Get that adrenaline pumping, Red Sox fans

Alan Greenwood

Like a miserable autumn cold, baseball’s critical long-term problem lingers.

That would be the ongoing debate as to what the lords of the game can – and should – do to keep ball games from sending fans to bed hours before their outcomes are known.

In other words, if a ball game ends after 2 a.m. do fans care enough to hang in there to the final out?

The answer to that rhetorical question: Not nearly as many as did in the golden age.

There is no reason for a recapitulation of the obvious causes for ball games that drift beyond the witching hour. Slow pitchers, batters wandering out of the box, tedious mound conferences that command the presence of every infielder, the catcher, the pitcher and the manager of pitching coach.

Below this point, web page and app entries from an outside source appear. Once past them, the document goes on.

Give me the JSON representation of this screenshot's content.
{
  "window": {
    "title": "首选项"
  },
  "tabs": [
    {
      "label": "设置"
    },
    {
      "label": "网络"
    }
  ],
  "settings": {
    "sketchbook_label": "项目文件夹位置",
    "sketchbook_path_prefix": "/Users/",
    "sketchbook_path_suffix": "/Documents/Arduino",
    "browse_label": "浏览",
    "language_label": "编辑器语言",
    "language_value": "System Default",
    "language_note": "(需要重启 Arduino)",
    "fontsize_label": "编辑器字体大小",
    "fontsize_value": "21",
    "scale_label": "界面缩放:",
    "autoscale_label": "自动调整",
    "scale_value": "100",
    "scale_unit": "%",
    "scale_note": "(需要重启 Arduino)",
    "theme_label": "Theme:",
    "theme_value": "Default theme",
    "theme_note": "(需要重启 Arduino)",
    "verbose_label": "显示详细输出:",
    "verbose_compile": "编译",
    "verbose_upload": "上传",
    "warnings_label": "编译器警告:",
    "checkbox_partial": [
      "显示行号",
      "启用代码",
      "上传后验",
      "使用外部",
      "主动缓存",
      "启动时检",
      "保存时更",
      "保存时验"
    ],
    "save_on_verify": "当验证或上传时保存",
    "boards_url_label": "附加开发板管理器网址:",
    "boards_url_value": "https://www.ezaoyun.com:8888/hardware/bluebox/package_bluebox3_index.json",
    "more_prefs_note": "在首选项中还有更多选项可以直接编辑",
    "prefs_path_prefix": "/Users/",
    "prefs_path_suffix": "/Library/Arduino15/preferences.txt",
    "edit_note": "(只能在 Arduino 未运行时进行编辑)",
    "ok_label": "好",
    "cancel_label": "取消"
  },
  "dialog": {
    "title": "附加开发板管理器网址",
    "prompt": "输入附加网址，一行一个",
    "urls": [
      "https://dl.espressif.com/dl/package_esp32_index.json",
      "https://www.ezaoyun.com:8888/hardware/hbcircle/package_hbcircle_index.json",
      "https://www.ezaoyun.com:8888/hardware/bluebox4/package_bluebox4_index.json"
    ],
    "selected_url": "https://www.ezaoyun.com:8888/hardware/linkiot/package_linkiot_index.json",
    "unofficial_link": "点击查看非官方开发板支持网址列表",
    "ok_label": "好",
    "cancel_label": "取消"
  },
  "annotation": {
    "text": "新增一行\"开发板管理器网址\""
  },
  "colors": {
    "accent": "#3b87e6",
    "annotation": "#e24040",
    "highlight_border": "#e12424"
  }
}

Just what are all of them talking about when the players start whispering into their gloves? Usually it’s nothing that would provide any guidance in the search for life’s meaning.

New Englanders, being of hearty stock and in love with their team, will watch the entire game fueled by adrenaline.

For the rest of the nation, load up on energy drinks. You may need lots of them.

TIME TRAVEL: Oct. 21, 1958 – “A sophomore reserve lineman, given an opportunity to occupy a vacant position for the Nashua High football team, some three games ago, has developed into such a standout that he’s giving coach Buzz Harvey a happy headache.

“His name is Paul Duquette. Duke, as he is known by his teammates, got the break to show his wares in the Leominster clash, the second game of the season when he was called on to fill the shoes of the injured Bruce Gilbert.”

Harvey said that Duquette is “one of the biggest finds of the year. Very seldom do we find a boy, a sophomore reserve at that, who can take over an important spot in the line.”

Duquette ultimately went on to make his mark as a coach, helping generations of players find their place in Nashua football.

GET YOUR TICKETS (AND A SECOND MORTGAGE): For anyone who wants to ensure remaining alert through the final out, One of the licensed, legal ticket scalpers is offering the following deals:

Right-field standing room: $624 per pair of legs.

Want to sit? For just $657 you can get into the bleachers.

Want to impress someone? Raid the piggy bank of $5,880 and two box seats are yours.

Just don’t buy any food at ballpark … or anywhere else for a few months.

Alan Greenwood can be reached at 594-1248, agreenwood or @Telegraph_ AlanG.